River Diversions for Help Gulf Dead Zone

By Associated Press
27 January 2014

BATON ROUGE, Louisiana — A proposed new strategy for reducing the annual “dead zone” off Louisiana’s Gulf coast relies heavily on river water diversions to remove nutrients that deplete oxygen levels to the point they no longer support aquatic life.

The authors of a draft report of the plan say the state’s contribution to the dead zone is minimal. Most of the nutrients, primarily nitrogen and phosphorus, come from states upstream in largely agricultural and metropolitan areas.

Louisiana Department of Agriculture and Forestry Commissioner Mike Strain said the state’s plan goes beyond just contributions to the dead zone through the Mississippi River and looks at all the state’s waterways.

“It’s much more encompassing,” Strain said.
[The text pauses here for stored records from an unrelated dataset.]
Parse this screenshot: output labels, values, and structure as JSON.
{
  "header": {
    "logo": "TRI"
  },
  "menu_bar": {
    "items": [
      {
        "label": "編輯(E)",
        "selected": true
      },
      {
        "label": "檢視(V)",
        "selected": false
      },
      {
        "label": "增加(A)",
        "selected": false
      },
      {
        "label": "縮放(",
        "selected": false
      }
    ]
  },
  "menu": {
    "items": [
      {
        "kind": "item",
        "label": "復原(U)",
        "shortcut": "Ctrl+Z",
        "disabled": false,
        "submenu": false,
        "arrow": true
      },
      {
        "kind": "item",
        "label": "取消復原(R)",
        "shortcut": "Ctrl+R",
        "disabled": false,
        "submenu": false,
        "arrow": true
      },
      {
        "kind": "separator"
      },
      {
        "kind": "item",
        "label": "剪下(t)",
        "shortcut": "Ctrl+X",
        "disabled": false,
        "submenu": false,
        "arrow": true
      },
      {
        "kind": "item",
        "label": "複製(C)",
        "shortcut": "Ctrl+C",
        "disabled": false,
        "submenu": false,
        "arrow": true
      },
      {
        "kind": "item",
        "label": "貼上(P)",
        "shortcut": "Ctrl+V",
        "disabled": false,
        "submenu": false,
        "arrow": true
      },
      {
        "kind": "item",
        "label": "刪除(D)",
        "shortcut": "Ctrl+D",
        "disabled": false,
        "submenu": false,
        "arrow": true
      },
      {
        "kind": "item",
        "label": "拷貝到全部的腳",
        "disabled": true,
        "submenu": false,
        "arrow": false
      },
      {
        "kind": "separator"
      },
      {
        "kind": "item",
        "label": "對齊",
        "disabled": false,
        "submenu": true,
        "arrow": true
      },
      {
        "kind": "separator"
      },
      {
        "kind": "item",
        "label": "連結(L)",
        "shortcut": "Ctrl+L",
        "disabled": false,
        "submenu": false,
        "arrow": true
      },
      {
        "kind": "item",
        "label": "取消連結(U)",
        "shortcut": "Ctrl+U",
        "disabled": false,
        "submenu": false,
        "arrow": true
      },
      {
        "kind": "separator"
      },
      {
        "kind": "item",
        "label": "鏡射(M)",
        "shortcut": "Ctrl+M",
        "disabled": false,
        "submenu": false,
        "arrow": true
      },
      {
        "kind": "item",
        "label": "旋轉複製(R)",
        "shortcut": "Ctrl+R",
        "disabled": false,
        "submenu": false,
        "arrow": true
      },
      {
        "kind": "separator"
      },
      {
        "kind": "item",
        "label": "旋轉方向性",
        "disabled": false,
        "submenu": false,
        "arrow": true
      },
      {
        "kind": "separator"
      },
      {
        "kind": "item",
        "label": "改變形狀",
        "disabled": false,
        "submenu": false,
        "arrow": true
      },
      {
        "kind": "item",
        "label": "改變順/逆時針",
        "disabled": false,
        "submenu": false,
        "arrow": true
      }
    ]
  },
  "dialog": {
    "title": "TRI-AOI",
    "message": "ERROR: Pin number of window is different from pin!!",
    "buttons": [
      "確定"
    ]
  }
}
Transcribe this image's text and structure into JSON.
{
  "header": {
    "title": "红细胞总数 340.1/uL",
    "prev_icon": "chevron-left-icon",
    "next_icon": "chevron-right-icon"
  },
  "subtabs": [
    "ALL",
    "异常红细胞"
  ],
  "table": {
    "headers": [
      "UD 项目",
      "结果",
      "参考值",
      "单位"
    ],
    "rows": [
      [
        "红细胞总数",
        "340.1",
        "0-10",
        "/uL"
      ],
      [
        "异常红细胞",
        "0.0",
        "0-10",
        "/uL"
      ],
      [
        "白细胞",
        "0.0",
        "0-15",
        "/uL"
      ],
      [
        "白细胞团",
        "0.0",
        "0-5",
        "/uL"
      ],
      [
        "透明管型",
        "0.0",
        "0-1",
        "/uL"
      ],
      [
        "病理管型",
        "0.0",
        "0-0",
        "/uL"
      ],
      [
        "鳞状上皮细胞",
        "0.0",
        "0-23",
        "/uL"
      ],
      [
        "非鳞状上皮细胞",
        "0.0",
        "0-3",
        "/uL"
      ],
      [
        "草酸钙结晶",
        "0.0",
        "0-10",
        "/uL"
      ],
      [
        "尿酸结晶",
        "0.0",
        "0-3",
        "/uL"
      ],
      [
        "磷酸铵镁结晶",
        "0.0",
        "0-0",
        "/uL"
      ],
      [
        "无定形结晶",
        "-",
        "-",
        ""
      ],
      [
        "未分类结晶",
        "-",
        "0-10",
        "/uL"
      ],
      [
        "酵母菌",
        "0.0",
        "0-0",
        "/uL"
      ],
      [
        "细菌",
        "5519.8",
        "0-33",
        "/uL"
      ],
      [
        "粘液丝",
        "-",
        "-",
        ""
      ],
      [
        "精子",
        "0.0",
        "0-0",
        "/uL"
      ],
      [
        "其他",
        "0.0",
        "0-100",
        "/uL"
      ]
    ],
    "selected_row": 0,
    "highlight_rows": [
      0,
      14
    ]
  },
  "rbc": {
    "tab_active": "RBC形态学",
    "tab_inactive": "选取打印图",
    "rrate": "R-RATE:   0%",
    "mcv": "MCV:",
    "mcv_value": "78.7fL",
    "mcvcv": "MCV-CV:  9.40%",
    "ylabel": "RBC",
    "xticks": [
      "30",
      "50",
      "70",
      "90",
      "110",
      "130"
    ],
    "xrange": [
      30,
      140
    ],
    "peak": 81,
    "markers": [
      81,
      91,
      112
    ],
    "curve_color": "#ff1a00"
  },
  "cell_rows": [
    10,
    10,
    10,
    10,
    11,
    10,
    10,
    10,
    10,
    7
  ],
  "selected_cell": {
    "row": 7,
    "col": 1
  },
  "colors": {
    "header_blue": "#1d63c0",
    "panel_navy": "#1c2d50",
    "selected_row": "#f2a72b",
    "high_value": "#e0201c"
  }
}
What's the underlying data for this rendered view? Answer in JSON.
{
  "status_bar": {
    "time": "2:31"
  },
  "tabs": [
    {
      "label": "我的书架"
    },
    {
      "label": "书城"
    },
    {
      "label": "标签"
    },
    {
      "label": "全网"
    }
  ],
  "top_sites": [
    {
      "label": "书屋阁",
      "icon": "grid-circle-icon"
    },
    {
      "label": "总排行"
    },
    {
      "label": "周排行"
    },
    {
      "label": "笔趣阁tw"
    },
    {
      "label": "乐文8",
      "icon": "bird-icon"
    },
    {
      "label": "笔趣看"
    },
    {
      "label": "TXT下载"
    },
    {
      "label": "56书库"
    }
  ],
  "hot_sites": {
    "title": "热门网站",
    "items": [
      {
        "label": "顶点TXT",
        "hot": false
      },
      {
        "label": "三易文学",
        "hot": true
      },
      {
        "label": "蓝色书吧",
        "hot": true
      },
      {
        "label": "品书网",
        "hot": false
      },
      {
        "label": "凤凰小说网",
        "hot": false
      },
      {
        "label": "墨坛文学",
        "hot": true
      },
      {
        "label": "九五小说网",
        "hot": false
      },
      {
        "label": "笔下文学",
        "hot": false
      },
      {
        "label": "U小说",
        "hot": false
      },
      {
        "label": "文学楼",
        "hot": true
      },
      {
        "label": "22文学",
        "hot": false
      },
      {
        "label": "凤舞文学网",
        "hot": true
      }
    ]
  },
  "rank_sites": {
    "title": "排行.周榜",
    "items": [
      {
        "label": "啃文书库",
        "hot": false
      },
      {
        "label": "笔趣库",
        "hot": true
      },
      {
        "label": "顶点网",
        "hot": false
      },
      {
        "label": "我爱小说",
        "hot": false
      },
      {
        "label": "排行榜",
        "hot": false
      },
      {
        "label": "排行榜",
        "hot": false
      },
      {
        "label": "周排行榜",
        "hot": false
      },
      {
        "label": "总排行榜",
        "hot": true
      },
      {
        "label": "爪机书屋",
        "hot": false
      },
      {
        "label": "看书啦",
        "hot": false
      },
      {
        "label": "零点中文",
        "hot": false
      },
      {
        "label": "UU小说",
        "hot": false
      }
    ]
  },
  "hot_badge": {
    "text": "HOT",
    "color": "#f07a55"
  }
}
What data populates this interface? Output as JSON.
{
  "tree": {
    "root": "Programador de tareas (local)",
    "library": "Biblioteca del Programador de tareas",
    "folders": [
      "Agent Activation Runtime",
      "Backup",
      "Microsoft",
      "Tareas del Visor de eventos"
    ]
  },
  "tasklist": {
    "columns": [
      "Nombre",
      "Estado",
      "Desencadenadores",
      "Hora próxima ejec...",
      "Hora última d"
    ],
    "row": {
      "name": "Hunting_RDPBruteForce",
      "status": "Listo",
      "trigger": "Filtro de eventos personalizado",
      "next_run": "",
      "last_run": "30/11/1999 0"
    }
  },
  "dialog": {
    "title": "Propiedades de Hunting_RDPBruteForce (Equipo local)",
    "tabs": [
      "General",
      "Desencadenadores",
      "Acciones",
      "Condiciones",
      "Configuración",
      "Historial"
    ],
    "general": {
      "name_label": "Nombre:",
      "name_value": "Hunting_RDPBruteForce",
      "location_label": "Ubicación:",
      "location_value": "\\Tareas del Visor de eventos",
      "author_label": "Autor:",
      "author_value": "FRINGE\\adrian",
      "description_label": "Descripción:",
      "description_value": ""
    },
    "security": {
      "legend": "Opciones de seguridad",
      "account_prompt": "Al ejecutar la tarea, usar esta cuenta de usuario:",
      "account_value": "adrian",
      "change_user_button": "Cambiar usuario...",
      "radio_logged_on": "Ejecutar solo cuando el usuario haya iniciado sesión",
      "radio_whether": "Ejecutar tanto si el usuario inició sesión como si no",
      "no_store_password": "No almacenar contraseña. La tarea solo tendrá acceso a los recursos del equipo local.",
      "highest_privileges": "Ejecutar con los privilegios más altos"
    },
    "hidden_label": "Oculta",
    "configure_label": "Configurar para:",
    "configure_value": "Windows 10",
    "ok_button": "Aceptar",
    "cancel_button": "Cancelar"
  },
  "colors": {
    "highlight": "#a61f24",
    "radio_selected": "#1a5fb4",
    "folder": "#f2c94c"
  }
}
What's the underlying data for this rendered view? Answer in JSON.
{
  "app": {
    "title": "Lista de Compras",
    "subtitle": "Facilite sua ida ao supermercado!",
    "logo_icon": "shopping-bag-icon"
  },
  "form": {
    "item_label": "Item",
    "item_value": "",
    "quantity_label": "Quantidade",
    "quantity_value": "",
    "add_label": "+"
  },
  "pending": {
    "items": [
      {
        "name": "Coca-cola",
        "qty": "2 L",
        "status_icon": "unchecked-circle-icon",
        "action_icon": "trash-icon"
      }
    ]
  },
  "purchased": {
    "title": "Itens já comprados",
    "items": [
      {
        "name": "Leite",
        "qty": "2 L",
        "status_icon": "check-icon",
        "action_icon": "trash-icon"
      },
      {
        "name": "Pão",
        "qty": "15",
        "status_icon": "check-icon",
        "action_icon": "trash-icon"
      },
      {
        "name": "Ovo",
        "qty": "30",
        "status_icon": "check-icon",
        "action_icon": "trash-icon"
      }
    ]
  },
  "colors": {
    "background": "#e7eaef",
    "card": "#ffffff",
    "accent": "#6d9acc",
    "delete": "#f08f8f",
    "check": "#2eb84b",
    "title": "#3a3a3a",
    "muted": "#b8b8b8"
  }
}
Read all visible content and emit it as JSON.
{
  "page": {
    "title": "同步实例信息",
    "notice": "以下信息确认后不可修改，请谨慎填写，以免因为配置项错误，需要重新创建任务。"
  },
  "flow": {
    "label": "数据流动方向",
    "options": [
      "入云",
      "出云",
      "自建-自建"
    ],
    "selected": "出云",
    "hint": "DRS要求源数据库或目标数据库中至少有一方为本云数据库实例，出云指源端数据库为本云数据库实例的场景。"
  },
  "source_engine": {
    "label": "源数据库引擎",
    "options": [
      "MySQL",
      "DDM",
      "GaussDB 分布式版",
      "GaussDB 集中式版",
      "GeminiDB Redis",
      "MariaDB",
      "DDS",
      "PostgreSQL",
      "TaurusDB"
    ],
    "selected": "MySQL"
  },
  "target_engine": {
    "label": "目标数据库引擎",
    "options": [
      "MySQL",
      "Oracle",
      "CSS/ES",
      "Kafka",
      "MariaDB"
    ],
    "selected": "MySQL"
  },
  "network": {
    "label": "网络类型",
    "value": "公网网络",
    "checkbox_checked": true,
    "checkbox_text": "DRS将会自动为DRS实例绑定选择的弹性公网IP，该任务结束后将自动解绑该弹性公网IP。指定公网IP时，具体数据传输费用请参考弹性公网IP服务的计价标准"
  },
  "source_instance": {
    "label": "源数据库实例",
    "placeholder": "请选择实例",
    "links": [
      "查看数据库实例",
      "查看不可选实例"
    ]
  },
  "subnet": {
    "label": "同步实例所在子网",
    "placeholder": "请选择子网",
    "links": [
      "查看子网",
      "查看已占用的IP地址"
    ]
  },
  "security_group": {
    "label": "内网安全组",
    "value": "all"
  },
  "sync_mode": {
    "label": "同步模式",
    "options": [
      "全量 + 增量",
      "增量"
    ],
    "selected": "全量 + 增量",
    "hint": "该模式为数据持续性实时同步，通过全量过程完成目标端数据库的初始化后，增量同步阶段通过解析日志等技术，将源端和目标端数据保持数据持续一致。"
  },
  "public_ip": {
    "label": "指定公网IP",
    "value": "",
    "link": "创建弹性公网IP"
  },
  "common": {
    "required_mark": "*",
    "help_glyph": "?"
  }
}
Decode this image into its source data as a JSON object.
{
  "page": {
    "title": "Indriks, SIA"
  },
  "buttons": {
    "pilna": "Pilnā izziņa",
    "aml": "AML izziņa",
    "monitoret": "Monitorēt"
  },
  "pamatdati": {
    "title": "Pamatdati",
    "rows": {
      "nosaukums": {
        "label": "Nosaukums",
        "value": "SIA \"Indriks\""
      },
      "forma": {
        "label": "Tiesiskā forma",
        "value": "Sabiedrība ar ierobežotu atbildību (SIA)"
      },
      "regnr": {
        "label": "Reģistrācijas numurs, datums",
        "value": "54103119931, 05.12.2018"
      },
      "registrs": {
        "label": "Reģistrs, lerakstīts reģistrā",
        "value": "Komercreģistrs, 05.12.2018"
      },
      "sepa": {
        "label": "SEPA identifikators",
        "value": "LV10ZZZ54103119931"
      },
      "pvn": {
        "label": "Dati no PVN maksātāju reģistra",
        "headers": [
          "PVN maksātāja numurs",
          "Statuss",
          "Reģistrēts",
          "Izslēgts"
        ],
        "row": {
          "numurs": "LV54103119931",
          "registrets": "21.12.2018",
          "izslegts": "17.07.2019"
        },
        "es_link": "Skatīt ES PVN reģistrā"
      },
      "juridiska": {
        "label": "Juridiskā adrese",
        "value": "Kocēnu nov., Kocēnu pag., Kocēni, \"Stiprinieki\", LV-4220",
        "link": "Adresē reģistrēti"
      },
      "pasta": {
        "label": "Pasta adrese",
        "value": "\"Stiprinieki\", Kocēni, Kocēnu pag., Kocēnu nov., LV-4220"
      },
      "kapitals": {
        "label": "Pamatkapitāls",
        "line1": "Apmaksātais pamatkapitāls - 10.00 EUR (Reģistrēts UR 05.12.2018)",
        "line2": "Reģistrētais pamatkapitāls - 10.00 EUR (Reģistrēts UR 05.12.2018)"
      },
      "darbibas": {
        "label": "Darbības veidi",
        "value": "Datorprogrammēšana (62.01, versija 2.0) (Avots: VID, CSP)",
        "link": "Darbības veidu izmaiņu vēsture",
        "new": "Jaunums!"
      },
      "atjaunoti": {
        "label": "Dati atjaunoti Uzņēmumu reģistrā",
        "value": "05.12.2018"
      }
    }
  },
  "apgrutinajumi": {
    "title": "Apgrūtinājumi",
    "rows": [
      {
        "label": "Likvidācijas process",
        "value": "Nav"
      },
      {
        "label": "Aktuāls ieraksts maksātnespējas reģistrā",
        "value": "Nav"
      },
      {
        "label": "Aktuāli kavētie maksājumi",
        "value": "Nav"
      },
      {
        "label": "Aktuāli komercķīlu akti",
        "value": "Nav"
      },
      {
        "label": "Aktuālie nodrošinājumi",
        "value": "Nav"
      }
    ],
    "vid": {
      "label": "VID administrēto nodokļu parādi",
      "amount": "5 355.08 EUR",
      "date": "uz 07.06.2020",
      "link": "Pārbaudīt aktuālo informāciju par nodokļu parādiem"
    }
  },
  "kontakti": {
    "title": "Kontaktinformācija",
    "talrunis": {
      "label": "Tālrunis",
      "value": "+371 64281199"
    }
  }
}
The Advocate reports some critics have voiced concerns that the draft strategy is lacking in specific actions and doesn’t go much beyond maintaining the status quo.

“It’s a pre-strategy I guess. I don’t really see it as a strategy because it doesn’t really have anything other than ongoing activities and diversions,” said Doug Daigle, coordinator of the Louisiana hypoxia working group and the lower Mississippi River subcommittee.

Even though it’s true Louisiana has never been a major source of the nutrients causing the dead zone in the Gulf of Mexico each summer, environmentalists say, that doesn’t mean more can’t be done.

“Regretfully, I was disappointed in it,” said Matt Rota, senior policy director with the Gulf Restoration Network. The strategy doesn’t include specific goals and timelines for nutrient reductions and the activity list is primarily administrative issues, he said.

“It seems like a list of this is what we have been doing, but I don’t see anything to move the ball forward,” Rota said.

Four state agencies worked to develop the plan to fulfill an obligation as members of the Mississippi River Gulf of Mexico Watershed Nutrient Task Force, which was put in place to try to reduce the size of the annual dead zone of low oxygen that forms off the coast of Louisiana every summer.

Within that task force’s 2008 action plan, the overall goal is to reduce the five-year running average of the dead zone to less than 1,930 square miles by 2015 through voluntary actions coordinated through federal agencies, states and tribes. In 2013, this dead zone was measured to be 5,800 square miles.